The first episode of Iron Chef America was a special titled Iron Chef America: Battle of the Masters and featured Bobby Flay and Hiroyuki Sakai, both brilliant chefs with “Iron Chef”being only one of their numerous accolades. Their theme ingredient was trout, presented as live fish in an aquarium tank that each chef had to fish for by themselves with a net. So lively were these fish that one actually jumped out of Flay’s hands and onto the floor and kept wriggling down to the last moment when the chef put an end to its fight by cleaving its head off. Since Sakai spoke in his native Japanese tongue, his comments were dubbed in English by Joe Cipriano. It was noted during commentary that Sakai had never lost a battle that involved fish as an ingredient and though he made two noteworthy dishes ” a gift-wrapped one to commemorate the opening of Kitchen Stadium America and the unexpected trout ice cream, he lost to Flay by 3 points in taste and 1 point in plating.

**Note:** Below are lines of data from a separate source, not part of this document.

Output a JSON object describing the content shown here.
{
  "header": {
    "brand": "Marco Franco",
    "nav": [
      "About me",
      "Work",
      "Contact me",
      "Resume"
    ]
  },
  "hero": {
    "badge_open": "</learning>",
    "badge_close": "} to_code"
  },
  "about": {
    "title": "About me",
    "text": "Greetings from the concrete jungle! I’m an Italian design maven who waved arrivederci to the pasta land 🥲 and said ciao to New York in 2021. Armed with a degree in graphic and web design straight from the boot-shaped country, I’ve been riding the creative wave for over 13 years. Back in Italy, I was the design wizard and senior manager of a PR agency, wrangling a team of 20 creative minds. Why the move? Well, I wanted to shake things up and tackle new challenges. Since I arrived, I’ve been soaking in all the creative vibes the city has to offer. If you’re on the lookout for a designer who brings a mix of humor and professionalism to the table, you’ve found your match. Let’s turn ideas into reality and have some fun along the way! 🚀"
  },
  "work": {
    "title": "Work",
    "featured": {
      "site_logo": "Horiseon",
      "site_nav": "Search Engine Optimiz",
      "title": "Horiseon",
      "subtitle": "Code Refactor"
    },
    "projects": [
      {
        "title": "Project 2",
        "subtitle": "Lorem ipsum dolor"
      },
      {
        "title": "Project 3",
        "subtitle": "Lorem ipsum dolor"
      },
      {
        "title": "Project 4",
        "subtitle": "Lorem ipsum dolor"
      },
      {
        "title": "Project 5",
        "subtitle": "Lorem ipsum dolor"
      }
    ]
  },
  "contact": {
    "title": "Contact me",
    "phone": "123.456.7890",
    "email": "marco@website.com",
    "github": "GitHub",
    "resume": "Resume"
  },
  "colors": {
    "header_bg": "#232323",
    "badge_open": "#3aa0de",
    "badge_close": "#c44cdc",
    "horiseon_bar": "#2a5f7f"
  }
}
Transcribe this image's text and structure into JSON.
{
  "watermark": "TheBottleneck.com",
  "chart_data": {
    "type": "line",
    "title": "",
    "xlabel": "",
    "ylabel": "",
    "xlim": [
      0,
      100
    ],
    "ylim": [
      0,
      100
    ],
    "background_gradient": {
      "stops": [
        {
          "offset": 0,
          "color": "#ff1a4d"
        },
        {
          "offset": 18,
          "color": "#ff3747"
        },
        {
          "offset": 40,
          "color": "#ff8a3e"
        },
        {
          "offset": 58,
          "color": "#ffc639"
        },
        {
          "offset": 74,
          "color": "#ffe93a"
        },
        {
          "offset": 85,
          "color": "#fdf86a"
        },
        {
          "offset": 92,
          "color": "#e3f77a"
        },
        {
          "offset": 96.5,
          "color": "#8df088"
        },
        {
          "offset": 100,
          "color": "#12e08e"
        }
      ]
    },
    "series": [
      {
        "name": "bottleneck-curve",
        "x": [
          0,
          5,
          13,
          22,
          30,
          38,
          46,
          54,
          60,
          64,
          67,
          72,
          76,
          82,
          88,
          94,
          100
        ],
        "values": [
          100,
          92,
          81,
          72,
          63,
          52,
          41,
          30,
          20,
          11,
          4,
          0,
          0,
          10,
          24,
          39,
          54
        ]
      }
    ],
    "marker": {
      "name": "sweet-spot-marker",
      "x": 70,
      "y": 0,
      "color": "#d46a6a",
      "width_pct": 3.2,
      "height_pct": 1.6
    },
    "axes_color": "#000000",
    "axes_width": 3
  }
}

There were three more Battle of the Masters episodes ” spiny lobster between Mario Batali and Masaharu Morimoto (won by the former), eggs between Wolfgang Puck and Masaharu Morimoto (won by the former), and fruits de mer between team Bobby Flay-Masaharu Morimoto and Mario Batali-Hiroyuki Sakai (won by the former). When they all proved successful, a regular series was commissioned and season 1 officially began in 2005. The show has since then had eight seasons, over 120 episodes in all.
The program had a total of seven iron chefs from whom the challenger guest chefs would do battle, each with a different specialty: Mario Batali – Italian, Cat Cora ” Greek and Mediterranean, Bobby Flay – Southwestern, Jose Garces ” Latin Fusion, Masaharu Morimoto – Japanese, Michael Symon – Mediterranean, and Wolfgang Puck ” California Cuisine. Puck had to retire right after the Masters episodes, however, and was replaced with Morimoto. Among them all, Flay had the most wins as well as the most number of battles.
Iron Chef America has long outlived its Japanese predecessor which ended in 1999. Its recipe for success is this ” a dollop of the nation’s addiction to reality TV and a dash of the medium itself: food, which everyone enjoys. Not all people want to hover over the TV set with trepidation as a bachelor decides which beautiful damsel is worthy of a rose – but everybody loves to eat. And this is why America continues to watch this show with an open heart and an empty stomach.